On June 15 the general assembly of the Breton Pork Market (MPB) occurred in Plérin.
This was an opportunity to appraise achievements made in 2017 and make a first observation for the beginning of 2018.
First, in 2017 the number of pigs marketed by the MPB grew by 12% in comparison with the previous year, to reach 1.8 million pigs with a weekly average of 34 695 pigs/week.
Over the year 2017, the average price was 1.370€ per kg carcass weight (base 56% Lean Meat Premium (TMP)). The previous highest average price was in 2013 (1.464 € per kg carcass weight). Furthermore, the average carcass weight has continued to rise over these last years to reach an average carcass weight of 94.95 kg in 2017.
Since the beginning of 2018 the market seems flat with an average price of 1.179 € (1.202 €/kg carcass weight on June 18).
Over these first 23 weeks of slaughter, the carcass weight is slightly heavier than last year over the same period.
GROWTH OF THE AVERAGE WEIGHT
Furthermore, beginning of June 2018, the piglets market (early weaned and piglets (25 kg)) was sluggish, hence the prices fell: around 19€ the early weaned (8 kg) and 1.53 € per kg for the piglet (25 kg).
New coopLast June 14 during their extraordinary general meetings, the coops in western France, Prestor and Aveltis, endorsed their fusion to create a new structure: Evel’Up.This new Evel’Up coop should amount to 4.2 million growing finishing pigs, produced by around 1,000 producers. This will make Evel’Up the French n°2 after Cooperl.
Welfare pressure It is now obvious that there are more and more societal pressures regarding the animal welfare (Northern Europe countries are the leaders).
After grouping the pregnant sows, several producers anticipate the next step will certainly be the welfare farrowing pens in the sow barns.
Moreover, nowadays, it is not unusual to see producers install these welfare farrowing pens throughout an expansion or the construction of a new farrowing barn.Thus, for the producers, the challenge will be to work in these new conditions while being safe (farmer welfare). Indeed, some genetics will tend to be more or less aggressive towards a human in wanting to protect their piglets.

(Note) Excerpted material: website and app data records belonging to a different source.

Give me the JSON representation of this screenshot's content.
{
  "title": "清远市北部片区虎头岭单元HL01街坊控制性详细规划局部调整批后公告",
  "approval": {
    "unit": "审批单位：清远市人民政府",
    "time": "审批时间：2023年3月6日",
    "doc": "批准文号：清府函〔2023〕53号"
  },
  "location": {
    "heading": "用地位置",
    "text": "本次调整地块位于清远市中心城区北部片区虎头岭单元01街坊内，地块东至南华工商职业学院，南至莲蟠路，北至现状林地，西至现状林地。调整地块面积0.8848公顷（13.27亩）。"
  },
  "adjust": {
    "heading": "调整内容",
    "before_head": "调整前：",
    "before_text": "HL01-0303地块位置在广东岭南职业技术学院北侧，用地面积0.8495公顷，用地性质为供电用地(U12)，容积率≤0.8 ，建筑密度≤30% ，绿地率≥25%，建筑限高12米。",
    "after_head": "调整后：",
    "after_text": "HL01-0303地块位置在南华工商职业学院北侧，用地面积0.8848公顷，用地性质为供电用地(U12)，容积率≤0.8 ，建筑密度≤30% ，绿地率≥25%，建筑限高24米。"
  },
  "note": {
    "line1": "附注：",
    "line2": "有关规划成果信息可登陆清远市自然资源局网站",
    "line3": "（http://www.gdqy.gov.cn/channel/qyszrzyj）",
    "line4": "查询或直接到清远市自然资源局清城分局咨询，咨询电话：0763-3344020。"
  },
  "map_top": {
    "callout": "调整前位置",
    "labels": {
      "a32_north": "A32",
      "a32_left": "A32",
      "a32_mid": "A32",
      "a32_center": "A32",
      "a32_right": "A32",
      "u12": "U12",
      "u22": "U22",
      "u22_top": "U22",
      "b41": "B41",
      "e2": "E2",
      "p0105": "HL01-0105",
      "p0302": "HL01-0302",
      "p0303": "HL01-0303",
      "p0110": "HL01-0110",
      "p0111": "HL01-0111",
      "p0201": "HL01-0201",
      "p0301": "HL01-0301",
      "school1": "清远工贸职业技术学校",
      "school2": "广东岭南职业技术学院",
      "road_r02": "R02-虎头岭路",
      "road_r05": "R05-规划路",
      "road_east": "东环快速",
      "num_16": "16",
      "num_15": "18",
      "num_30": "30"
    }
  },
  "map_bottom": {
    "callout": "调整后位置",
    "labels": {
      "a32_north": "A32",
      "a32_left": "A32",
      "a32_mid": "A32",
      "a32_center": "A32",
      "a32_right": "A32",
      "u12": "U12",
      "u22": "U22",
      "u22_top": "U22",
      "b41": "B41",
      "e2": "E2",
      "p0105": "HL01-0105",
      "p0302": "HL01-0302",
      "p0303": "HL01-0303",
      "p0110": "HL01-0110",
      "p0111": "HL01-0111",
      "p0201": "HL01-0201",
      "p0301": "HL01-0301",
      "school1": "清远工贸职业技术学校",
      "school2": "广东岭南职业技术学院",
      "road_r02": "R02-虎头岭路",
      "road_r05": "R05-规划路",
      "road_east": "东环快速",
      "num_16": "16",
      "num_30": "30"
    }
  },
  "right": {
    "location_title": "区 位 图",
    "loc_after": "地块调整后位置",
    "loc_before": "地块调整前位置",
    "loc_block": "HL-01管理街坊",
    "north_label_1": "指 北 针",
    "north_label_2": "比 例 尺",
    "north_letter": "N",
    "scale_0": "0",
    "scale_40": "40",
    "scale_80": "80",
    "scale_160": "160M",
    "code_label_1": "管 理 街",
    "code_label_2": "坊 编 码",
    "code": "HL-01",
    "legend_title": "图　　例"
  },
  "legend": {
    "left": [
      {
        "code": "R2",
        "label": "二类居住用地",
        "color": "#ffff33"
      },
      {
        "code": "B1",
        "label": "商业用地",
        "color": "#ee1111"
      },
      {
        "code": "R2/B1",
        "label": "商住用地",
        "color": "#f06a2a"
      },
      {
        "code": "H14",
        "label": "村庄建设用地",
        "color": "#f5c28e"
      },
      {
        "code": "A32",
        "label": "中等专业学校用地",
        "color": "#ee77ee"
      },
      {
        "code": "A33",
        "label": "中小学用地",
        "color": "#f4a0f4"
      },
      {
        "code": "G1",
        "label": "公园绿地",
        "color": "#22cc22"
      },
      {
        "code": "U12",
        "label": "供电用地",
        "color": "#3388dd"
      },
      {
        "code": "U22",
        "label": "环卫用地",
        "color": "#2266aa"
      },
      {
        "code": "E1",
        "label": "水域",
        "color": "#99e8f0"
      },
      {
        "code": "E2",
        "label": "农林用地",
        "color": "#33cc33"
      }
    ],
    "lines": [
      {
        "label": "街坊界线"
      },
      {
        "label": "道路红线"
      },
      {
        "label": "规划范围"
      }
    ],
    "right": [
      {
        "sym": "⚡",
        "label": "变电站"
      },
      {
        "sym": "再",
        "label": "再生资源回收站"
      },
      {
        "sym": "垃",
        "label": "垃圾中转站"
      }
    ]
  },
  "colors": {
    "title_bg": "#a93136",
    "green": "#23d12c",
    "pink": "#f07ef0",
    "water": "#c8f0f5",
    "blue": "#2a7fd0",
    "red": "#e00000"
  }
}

Another example, in several European countries, people begin to consider stopping the tail docking in the medium/long term in the conventional farms. This is already the case in Organic Farming.
Nowadays, several researches are being explored via the nutrition, the environmental enrichment (toys, straw), environment control… Genesus started one and a half year ago a study in Germany, in collaboration with an University and a packing plant, to follow the behaviour of Genesus pigs (Genesus F1 x Genesus Duroc). The first batches of Genesus pigs which have not endured the tail docking did not show any tail biting problem.
Genetics can bring solution to the new welfare challenges for the future.
Report by:Philippe Mallétroit, Director France, Genesus Inc.
References: Marché du Porc Breton, France Agri Mer
This post was written by Genesus